A new UCLA study shows that while men and women who have high muscle mass are less likely to die from heart disease, it also appears that women who have higher levels of body fat — regardless of their muscle mass — have a greater degree of protection than women with less fat.
State-of-the-Art Facility and Multidisciplinary Team Approach Expands Care for Children with Complex Congenital Heart Defects
Women who experience an accelerated accumulation of abdominal fat during menopause are at greater risk of heart disease, even if their weight stays steady, according to a University of Pittsburgh Graduate School of Public Health-led analysis published today in the journal Menopause.
The heart cannot regenerate new tissue, because cardiomyocytes, or heart muscle cells, do not divide after birth. However, researchers have now developed a shape memory polymer to grow cardiomyocytes. Raising the material’s temperature turned the polymer’s flat surface into nanowrinkles, which promoted cardiomyocyte alignment. The research is part of the growing field of mechanobiology, which investigates how physical forces between cells and changes in their mechanical properties contribute to development, cell differentiation, physiology, and disease.
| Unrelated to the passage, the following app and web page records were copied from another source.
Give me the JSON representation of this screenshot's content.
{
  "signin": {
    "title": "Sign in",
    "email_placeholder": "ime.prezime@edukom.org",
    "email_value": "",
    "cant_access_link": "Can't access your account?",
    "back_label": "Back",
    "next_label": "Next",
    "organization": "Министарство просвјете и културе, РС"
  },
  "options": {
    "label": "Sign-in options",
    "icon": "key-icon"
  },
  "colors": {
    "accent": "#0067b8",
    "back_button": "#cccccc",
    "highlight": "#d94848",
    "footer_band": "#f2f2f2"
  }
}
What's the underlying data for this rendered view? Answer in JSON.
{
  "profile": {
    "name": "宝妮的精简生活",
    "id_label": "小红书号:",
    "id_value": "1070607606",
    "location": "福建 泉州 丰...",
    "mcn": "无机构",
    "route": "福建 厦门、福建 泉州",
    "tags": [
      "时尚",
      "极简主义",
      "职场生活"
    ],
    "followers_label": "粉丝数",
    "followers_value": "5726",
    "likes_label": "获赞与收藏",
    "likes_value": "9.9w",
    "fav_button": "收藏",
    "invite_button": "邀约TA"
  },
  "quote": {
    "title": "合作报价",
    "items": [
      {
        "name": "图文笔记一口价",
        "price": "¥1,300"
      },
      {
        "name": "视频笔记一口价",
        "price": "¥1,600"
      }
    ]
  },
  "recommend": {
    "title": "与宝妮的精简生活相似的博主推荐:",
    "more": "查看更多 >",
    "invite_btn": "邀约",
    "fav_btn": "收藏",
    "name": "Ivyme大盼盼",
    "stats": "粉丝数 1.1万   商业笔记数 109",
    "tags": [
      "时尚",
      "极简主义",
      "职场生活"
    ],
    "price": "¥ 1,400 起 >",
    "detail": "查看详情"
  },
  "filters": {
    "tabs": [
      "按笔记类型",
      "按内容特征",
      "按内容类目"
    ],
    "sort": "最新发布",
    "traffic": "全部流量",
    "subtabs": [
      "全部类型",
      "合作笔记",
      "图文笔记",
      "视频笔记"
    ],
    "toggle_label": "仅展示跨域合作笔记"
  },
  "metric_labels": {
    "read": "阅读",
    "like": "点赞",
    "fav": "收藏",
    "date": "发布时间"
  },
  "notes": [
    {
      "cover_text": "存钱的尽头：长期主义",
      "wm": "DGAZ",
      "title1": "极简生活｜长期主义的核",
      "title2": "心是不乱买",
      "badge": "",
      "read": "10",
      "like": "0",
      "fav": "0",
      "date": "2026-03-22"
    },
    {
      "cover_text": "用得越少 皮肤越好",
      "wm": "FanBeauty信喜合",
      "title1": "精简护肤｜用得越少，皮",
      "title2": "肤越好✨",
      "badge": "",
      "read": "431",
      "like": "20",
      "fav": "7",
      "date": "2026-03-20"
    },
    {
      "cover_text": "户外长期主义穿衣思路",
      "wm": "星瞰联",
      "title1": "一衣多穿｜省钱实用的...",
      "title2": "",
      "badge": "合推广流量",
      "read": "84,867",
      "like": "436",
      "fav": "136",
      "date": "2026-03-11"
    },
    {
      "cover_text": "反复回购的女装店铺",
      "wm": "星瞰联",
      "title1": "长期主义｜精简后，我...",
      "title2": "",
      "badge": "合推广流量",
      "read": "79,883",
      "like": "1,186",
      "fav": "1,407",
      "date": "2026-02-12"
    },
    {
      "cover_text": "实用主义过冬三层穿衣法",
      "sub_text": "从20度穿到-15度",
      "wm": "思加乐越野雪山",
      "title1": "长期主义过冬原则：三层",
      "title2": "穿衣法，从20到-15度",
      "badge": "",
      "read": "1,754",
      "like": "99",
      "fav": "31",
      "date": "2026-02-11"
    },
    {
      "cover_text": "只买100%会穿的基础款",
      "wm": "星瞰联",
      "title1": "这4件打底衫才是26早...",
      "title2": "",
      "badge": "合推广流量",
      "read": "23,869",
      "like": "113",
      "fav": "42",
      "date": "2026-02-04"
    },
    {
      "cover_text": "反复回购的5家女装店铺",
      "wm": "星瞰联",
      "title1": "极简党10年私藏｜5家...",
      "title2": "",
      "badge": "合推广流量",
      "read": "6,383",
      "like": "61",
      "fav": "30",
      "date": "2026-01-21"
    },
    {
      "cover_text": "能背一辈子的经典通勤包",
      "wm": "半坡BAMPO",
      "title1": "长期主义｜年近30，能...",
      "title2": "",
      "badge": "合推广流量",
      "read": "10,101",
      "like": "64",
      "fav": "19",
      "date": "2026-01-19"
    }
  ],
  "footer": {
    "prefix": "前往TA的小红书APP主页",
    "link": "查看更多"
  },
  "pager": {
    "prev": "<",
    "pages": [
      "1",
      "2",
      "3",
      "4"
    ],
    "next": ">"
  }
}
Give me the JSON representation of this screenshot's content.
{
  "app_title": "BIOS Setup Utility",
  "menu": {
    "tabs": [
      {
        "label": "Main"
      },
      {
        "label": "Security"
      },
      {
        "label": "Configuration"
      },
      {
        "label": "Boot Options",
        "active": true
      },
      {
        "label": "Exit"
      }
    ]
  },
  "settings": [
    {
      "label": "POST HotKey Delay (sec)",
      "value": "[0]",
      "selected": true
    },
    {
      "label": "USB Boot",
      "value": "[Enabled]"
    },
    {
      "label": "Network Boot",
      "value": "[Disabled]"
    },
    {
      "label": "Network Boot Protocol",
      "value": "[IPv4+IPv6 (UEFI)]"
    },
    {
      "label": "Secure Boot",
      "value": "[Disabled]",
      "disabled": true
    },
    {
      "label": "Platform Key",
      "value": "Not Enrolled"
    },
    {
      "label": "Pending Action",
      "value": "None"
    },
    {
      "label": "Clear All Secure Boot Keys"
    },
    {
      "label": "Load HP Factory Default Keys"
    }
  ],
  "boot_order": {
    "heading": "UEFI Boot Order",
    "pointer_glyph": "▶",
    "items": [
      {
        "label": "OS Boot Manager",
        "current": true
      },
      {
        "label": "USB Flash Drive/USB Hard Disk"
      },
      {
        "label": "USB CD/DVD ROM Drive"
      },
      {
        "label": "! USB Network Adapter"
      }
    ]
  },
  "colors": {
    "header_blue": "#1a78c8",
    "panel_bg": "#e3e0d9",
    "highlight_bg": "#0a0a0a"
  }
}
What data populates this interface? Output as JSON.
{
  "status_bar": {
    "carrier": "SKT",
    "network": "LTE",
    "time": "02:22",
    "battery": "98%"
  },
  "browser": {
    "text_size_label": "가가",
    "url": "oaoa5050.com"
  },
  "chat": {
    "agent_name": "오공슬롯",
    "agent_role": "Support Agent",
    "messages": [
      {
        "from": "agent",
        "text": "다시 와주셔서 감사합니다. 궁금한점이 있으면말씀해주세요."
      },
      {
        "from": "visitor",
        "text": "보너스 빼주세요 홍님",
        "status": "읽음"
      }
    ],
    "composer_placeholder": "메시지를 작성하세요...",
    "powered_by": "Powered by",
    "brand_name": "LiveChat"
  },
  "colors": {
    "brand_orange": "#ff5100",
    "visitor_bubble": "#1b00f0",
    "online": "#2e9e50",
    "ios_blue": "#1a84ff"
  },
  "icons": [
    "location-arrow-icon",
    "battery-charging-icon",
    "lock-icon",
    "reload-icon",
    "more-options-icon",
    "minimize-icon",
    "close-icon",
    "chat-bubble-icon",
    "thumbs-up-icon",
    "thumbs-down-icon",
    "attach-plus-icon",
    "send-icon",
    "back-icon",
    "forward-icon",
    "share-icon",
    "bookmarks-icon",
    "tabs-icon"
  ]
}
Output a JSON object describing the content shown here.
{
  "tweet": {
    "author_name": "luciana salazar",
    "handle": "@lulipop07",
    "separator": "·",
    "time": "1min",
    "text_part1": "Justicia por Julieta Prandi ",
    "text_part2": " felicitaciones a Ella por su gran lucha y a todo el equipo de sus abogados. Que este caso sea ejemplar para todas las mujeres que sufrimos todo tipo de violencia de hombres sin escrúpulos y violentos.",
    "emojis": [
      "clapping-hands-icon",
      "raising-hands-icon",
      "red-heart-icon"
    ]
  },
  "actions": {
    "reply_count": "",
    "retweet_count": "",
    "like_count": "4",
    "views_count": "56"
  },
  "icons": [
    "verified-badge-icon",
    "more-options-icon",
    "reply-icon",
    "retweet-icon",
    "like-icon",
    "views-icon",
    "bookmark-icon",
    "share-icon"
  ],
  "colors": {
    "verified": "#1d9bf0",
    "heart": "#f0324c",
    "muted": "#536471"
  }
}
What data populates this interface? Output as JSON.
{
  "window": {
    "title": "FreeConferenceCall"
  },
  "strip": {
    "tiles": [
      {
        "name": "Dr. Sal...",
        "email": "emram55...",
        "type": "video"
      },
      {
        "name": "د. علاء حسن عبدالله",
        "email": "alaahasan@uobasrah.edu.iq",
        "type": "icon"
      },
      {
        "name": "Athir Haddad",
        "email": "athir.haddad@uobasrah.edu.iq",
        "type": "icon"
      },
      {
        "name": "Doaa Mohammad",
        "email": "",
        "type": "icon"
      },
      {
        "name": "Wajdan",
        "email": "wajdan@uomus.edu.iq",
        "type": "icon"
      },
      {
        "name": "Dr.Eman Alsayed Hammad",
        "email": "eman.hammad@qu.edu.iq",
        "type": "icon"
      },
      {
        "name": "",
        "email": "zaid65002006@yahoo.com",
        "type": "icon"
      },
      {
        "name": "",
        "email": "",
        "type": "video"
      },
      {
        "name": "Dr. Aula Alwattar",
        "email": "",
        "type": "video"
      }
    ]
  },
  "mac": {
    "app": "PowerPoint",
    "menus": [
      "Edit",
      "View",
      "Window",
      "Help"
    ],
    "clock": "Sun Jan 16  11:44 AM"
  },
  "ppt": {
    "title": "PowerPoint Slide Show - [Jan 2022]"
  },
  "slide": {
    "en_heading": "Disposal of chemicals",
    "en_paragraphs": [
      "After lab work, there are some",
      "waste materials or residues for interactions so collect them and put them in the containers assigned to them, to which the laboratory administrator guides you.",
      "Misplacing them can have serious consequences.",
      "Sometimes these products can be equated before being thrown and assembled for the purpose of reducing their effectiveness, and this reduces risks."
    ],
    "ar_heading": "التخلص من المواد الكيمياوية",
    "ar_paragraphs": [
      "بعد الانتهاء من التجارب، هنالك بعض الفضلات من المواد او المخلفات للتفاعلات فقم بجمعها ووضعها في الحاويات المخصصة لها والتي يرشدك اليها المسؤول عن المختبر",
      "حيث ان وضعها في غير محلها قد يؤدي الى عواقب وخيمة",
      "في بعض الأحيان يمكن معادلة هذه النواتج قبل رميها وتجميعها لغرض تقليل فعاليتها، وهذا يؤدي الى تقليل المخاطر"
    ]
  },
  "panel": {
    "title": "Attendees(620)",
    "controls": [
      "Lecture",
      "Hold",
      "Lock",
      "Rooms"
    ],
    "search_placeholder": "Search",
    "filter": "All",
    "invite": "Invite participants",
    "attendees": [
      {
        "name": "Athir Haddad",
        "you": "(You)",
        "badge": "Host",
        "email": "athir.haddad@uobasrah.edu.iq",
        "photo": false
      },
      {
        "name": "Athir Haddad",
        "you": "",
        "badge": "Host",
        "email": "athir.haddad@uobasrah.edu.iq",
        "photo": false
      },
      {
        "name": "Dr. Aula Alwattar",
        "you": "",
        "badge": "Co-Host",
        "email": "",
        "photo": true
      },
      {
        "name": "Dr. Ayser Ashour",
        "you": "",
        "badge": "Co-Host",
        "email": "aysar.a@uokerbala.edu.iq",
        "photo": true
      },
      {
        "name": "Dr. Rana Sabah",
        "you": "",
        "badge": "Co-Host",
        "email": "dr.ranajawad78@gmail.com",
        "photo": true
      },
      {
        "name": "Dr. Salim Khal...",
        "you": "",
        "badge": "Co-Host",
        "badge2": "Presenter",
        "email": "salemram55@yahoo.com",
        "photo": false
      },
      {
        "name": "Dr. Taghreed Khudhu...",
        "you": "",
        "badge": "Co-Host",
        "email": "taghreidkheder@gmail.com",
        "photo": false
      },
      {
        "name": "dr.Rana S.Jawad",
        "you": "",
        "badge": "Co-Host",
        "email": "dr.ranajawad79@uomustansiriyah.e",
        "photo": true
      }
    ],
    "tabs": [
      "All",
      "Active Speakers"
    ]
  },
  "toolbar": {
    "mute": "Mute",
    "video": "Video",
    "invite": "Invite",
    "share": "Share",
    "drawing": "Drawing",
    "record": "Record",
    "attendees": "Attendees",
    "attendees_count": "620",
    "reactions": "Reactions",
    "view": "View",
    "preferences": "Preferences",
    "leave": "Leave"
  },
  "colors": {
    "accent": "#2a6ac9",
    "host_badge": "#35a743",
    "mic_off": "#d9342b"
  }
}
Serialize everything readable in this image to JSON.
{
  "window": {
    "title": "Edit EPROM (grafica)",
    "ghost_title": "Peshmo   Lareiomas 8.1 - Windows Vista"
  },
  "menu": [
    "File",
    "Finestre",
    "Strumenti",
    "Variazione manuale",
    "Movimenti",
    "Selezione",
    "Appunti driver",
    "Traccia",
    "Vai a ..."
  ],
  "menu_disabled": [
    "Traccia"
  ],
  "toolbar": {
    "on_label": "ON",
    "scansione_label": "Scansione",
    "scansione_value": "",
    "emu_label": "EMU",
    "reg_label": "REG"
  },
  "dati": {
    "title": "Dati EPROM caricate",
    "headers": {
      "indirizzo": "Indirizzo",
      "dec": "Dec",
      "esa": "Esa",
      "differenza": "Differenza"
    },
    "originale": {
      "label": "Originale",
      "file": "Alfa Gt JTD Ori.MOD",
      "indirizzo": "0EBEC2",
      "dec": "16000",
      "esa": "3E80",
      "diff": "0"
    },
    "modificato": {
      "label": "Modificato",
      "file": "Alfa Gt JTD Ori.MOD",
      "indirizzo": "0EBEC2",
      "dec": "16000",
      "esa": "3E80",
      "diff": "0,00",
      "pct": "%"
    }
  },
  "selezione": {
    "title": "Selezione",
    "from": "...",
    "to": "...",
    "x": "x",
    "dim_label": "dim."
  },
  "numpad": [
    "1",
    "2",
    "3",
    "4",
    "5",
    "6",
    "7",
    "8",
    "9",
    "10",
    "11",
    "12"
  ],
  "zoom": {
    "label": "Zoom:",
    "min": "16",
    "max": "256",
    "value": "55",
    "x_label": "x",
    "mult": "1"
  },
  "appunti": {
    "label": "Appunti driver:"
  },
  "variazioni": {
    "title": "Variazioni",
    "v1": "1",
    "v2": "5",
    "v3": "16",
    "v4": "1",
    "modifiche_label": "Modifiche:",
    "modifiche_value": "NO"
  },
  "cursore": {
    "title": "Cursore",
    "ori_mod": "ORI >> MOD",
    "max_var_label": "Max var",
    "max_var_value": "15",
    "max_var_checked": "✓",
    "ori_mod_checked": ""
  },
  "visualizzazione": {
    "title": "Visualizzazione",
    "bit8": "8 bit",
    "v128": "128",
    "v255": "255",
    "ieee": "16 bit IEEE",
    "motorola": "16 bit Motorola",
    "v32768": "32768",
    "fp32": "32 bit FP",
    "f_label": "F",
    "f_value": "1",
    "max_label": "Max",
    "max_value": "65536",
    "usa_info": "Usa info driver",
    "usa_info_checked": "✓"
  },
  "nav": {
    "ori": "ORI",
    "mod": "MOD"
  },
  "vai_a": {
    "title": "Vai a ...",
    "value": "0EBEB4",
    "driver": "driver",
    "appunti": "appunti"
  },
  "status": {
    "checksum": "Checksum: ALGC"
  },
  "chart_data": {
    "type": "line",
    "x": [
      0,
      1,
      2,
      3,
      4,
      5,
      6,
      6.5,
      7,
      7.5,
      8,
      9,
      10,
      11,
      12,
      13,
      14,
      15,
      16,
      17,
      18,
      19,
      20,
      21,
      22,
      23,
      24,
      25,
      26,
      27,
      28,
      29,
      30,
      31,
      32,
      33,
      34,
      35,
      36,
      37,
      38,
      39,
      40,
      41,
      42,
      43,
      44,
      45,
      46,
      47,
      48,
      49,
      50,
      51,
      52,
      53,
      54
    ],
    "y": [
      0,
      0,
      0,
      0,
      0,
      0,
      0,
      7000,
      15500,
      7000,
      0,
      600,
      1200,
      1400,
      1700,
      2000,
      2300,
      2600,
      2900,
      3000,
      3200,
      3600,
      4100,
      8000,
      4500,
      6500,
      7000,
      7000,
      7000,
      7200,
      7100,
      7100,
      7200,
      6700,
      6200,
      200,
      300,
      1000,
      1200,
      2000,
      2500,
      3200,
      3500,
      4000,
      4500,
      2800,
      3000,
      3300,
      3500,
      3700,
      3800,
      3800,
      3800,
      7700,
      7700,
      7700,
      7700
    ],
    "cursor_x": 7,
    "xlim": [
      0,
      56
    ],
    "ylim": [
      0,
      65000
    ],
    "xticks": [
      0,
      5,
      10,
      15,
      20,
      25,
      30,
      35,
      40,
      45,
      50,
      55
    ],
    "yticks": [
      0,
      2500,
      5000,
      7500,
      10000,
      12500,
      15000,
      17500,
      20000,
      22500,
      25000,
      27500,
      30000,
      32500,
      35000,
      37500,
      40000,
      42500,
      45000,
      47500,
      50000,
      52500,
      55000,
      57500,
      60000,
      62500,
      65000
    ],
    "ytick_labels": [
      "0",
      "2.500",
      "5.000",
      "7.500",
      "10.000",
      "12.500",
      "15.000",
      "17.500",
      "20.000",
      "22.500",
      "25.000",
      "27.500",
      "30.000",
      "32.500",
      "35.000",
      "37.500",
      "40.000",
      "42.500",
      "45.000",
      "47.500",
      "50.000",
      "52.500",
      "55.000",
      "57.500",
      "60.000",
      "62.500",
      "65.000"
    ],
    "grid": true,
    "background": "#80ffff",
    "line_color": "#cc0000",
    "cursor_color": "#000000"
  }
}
Article title: Regular aerobic exercise counteracts endothelial vasomotor dysfunction associated with insufficient sleep Authors: Kelly A. Stockelman, Anthony R. Bain, Caitlin A. Dow, Kyle J. Diehl, Jared J. Greiner, Brian L. Stauffer, Christopher A. DeSouza From the authors: “Regular aerobic…
Article title: Environmental circadian disruption suppresses rhythms in kidney function and accelerates excretion of renal injury markers in urine of male hypertensive rats Authors: Atlantis M. Hill, G. Ryan Crislip, Adam Stowie, Ivory Ellis, Anne Ramsey, Oscar Castanon-Cervantes, Michelle L.…
Article title: Habitual cannabis use is associated with altered cardiac mechanics and arterial stiffness, but not endothelial function in young healthy smokers Authors: Christian P. Cheung, Alexandra Michelle Coates, Philip J. Millar, Jamie F. Burr From the authors: “Our cross-sectional data…
The Association of Black Cardiologists, Inc. (ABC) and the Cardiovascular Research Foundation (CRF) is offering a complimentary online seminar, “Tackling Disparities in CV Care: A Closer Look at Hypertension and Heart Failure” on Friday February 26, 2021. The program is part of a joint initiative called A New Beat which advocates for women and minorities rising as leaders in cardiology. It aims to foster careers of female and minority cardiologists, who can be poised to improve access to quality care for underserved populations.
Stephen Chelko, an assistant professor of biomedical sciences at the Florida State University College of Medicine, has developed a better understanding of the pathological characteristics behind arrhythmogenic cardiomyopathy, as well as promising avenues for prevention.
William O’Neill, M.D., director of the Center for Structural Heart Disease at Henry Ford Health System, has donated $1 million to establish the Carol S. O’Neill Structural Heart Disease Research Fund at Henry Ford Health System in honor of his late wife, Carol, who passed away in 2019.
The Heart Valve Collaboratory (HVC) announced today that the U.S. Food and Drug Administration (FDA)’s Center for Devices and Radiological Health (CDRH) will participate in this “collaborative community”. A medical “collaboratory” is a forum in which multidisciplinary private and public sector members work together on medical device challenges to achieve aligned outcomes, solve shared problems, and leverage collective opportunities, in the interest of improving patient care.